Input material –
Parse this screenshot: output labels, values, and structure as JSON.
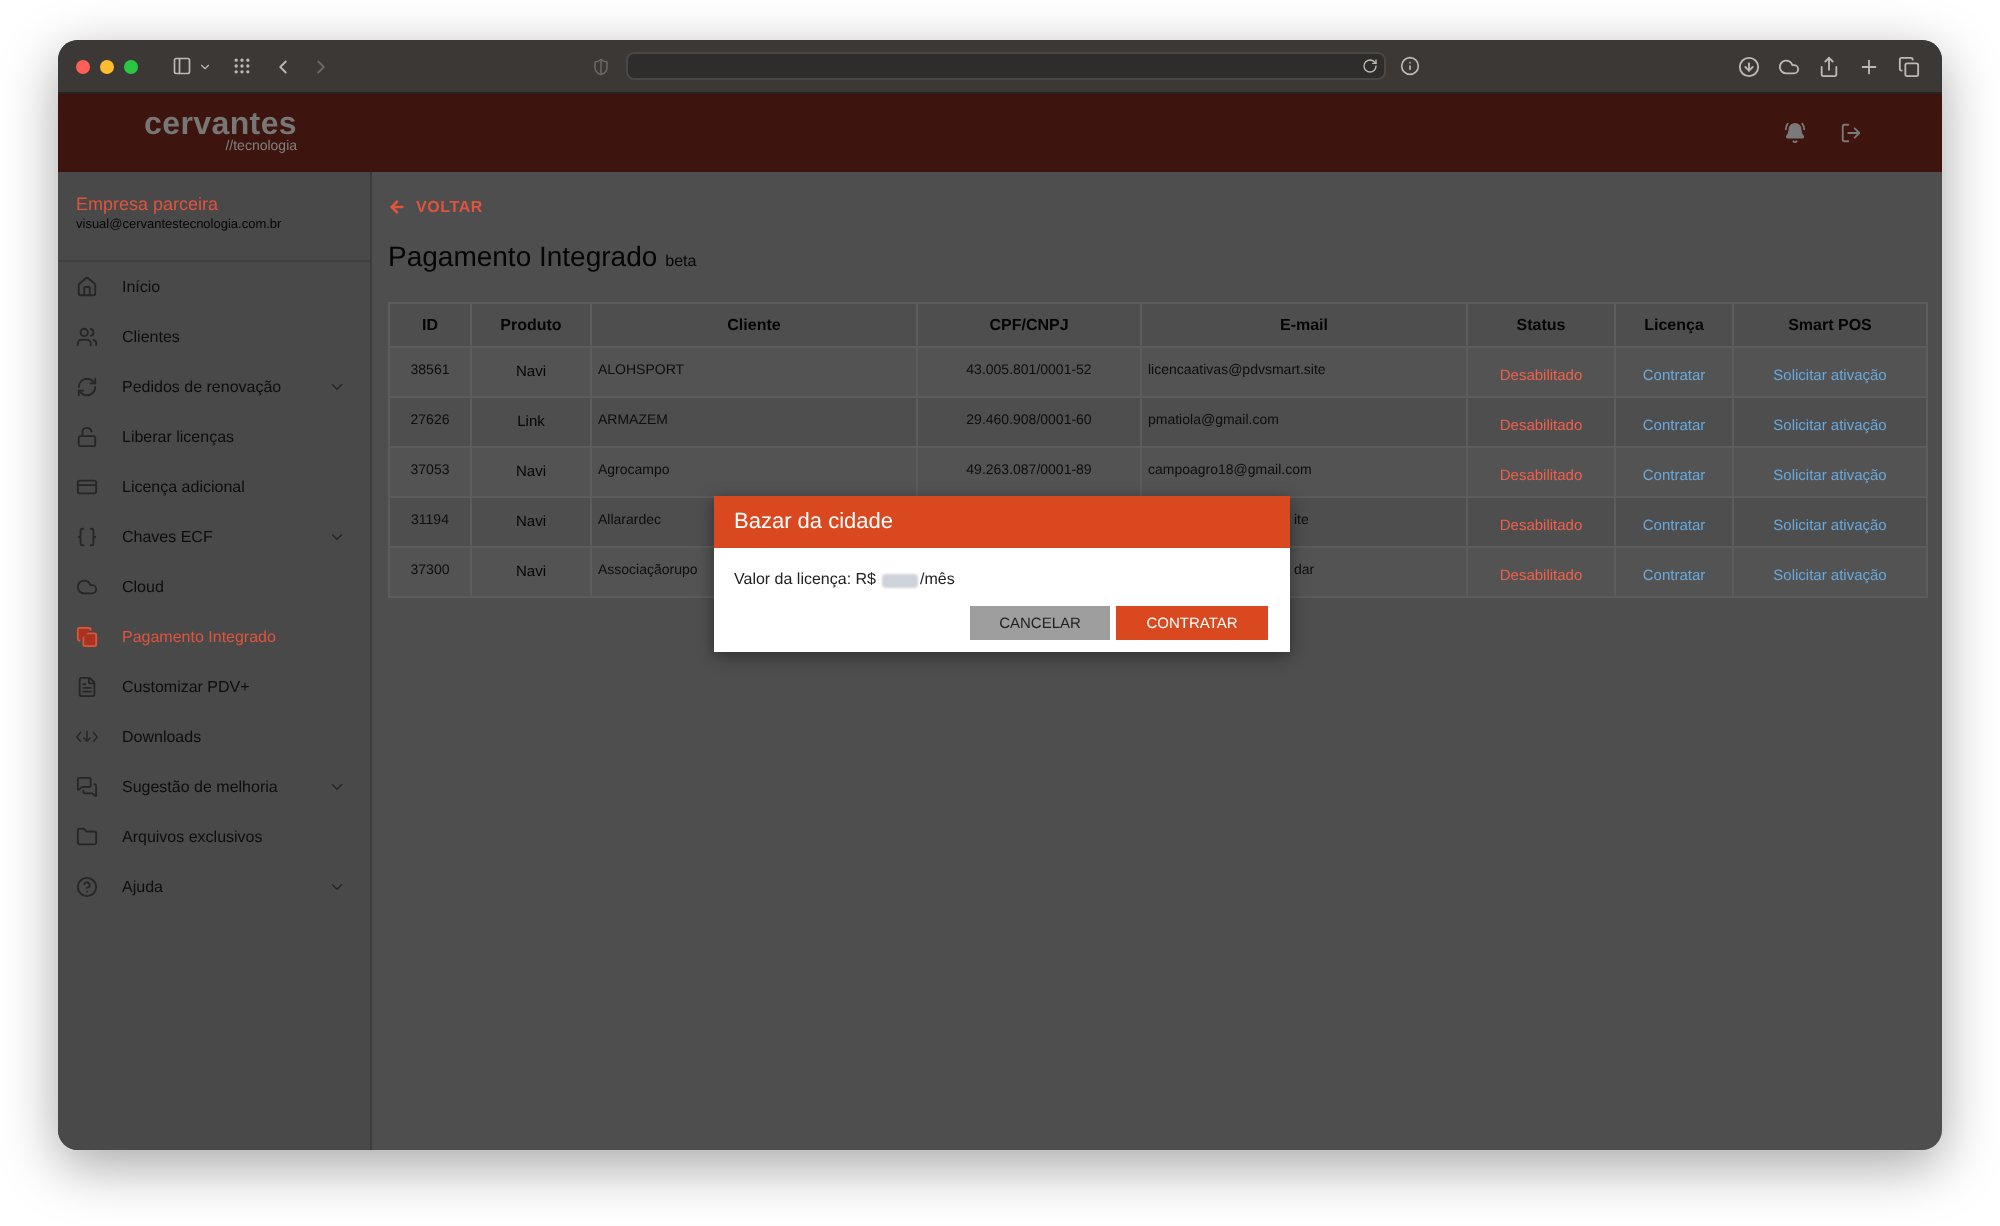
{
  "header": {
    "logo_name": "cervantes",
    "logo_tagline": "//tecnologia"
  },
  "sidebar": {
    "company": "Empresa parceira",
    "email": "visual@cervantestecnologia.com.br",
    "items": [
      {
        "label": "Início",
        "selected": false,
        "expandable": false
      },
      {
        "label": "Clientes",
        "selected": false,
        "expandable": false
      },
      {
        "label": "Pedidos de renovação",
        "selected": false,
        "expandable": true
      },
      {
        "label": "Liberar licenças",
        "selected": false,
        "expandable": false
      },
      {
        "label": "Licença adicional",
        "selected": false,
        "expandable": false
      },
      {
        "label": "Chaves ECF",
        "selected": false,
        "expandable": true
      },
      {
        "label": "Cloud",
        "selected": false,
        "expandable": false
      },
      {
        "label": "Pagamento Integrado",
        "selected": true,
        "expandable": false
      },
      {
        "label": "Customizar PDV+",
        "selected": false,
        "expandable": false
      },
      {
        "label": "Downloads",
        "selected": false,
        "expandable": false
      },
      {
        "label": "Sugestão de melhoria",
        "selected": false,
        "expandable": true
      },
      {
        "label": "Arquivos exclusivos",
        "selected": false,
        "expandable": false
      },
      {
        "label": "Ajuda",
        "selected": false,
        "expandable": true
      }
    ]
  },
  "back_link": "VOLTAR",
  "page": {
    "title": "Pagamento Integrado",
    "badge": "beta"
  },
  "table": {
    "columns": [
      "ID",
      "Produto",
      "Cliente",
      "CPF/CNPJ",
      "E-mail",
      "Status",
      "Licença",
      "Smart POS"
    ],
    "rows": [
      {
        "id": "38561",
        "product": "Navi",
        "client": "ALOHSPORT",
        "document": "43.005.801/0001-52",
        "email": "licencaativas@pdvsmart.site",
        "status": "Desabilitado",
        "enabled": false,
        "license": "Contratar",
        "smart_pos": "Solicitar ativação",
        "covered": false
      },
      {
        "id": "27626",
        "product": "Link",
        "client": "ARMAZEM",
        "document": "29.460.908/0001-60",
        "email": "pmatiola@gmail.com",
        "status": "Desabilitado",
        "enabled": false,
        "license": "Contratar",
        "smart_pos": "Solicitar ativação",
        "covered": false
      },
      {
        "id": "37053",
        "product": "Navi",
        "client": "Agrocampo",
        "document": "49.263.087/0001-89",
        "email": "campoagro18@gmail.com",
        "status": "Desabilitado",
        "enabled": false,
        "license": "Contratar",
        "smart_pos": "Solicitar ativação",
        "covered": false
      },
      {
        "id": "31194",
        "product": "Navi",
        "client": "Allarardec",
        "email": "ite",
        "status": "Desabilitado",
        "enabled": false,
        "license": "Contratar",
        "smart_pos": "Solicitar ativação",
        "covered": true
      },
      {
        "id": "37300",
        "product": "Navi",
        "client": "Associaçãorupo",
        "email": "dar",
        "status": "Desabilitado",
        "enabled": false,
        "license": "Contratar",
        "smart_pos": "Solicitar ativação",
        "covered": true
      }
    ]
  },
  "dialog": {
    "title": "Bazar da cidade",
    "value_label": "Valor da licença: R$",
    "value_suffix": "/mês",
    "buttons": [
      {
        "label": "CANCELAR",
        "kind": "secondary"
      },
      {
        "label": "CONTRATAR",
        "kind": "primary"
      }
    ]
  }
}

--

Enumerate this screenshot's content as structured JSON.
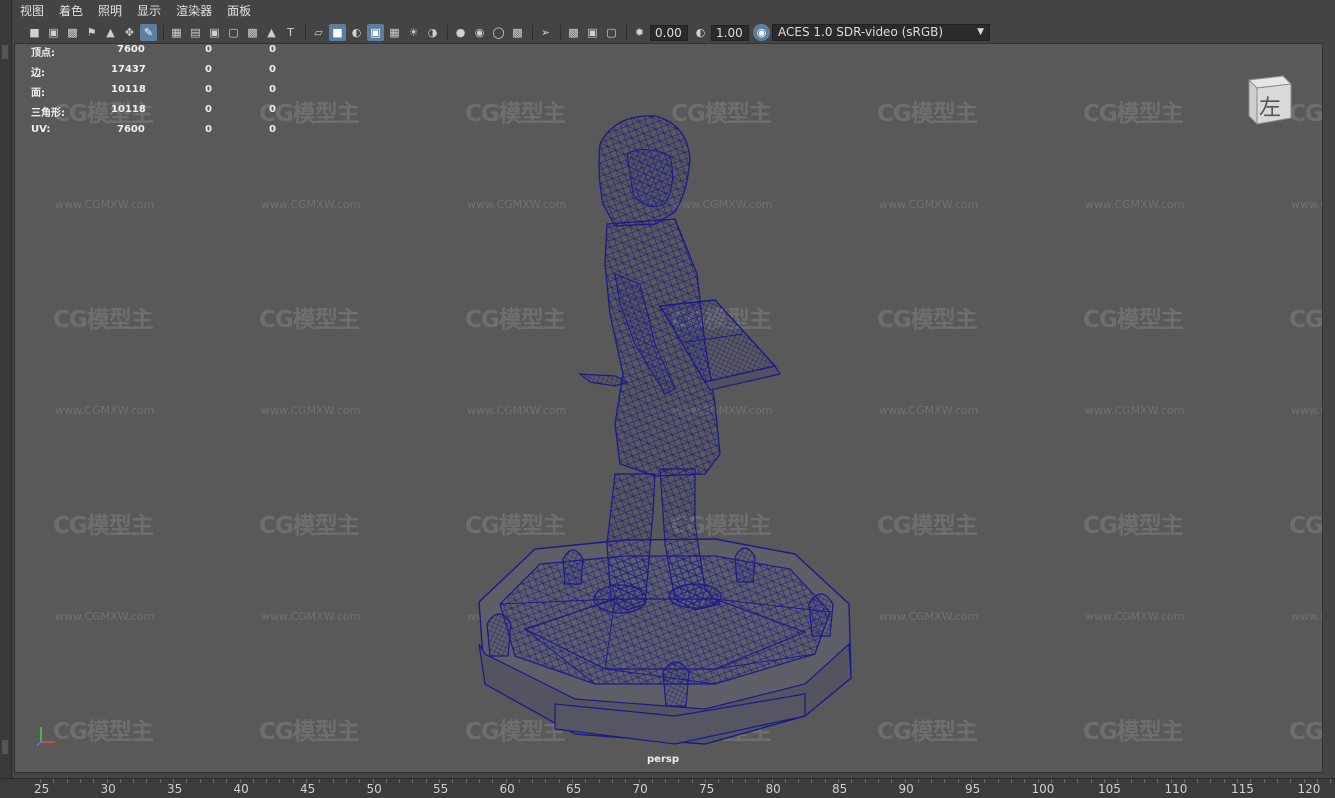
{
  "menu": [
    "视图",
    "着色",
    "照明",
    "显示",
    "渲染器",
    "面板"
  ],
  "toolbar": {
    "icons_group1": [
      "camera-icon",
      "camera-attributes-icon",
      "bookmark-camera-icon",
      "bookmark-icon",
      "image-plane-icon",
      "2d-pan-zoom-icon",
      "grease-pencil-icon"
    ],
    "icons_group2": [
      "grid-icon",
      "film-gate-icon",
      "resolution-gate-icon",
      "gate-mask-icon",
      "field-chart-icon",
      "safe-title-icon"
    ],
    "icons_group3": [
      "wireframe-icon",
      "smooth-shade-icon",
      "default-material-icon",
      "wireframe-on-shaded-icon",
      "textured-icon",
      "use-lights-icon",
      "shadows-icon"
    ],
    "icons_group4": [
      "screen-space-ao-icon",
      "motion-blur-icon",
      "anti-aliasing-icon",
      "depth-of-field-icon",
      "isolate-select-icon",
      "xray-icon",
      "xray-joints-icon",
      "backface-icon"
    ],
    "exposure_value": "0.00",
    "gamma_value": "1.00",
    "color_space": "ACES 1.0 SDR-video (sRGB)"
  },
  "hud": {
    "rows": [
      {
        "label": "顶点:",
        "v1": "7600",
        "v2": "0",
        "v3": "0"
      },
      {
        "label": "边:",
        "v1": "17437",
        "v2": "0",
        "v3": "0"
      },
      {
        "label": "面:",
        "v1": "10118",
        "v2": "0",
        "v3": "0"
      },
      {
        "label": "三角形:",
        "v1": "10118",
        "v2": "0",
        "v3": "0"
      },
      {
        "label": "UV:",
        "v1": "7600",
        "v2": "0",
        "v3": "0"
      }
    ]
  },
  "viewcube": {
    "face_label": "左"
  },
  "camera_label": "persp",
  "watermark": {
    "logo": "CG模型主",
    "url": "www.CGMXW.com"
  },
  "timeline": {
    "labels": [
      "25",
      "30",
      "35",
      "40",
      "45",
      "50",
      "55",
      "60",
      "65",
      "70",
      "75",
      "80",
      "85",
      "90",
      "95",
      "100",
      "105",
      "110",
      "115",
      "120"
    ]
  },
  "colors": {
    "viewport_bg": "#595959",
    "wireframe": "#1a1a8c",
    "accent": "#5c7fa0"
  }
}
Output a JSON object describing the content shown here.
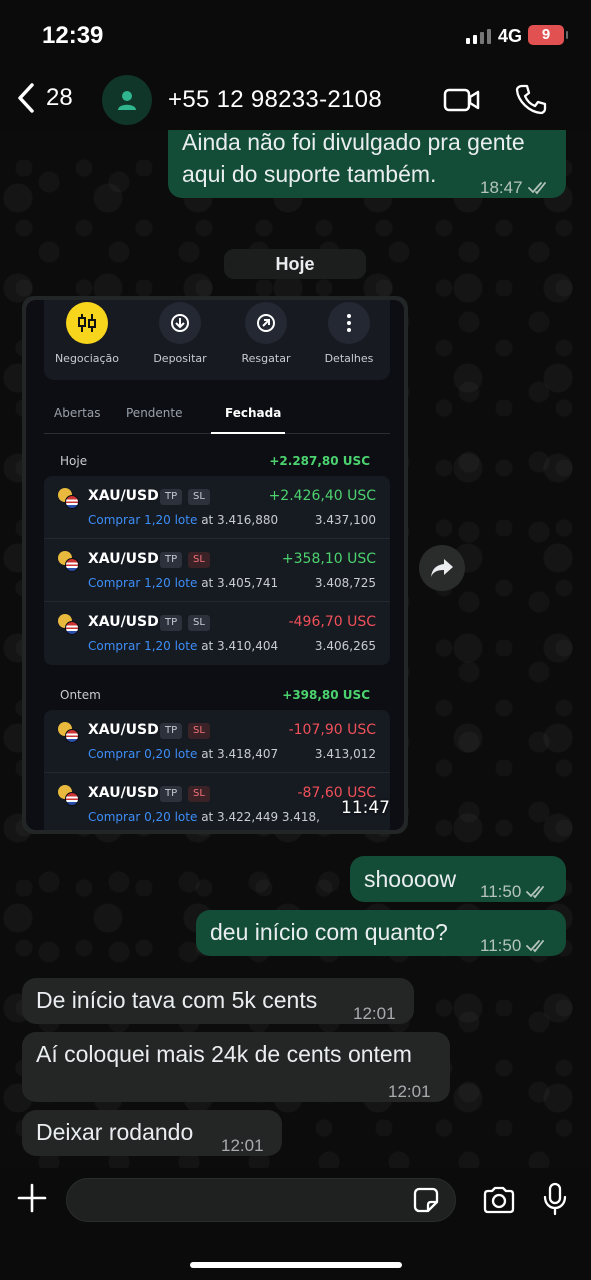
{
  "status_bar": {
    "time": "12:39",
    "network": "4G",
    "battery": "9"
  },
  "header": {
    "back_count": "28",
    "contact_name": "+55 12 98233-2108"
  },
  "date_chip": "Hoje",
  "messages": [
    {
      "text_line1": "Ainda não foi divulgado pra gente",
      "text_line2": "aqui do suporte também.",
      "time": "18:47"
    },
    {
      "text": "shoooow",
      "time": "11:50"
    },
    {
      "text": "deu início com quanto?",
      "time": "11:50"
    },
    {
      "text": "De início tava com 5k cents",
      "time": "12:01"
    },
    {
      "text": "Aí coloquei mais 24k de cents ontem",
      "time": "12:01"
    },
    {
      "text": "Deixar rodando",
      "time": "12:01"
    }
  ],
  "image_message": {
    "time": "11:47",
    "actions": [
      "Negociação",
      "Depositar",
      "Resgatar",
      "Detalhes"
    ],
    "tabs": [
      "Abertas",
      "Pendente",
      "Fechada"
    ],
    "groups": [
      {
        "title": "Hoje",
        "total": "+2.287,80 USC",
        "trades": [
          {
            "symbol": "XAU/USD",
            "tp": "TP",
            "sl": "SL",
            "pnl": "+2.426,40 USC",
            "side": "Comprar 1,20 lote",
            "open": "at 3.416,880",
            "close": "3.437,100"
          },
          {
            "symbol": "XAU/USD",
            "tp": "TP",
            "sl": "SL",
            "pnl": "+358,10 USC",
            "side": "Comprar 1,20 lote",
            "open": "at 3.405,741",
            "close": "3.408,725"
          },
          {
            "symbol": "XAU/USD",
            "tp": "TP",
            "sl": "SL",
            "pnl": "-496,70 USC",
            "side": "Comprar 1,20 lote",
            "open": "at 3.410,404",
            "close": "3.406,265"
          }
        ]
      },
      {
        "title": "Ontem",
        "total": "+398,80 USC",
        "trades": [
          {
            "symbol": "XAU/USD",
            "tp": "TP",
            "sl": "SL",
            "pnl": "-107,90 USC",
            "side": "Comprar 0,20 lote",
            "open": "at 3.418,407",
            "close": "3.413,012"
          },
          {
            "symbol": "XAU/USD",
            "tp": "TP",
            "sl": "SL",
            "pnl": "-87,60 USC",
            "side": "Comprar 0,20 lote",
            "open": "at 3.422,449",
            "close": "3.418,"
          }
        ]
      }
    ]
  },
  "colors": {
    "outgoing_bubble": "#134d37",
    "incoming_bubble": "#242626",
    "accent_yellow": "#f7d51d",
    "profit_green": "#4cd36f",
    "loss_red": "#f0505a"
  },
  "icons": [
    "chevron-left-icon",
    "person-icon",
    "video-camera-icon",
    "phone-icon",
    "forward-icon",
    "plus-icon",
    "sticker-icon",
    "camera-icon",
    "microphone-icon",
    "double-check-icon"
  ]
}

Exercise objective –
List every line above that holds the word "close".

Answer below –
            "close": "3.437,100"
            "close": "3.408,725"
            "close": "3.406,265"
            "close": "3.413,012"
            "close": "3.418,"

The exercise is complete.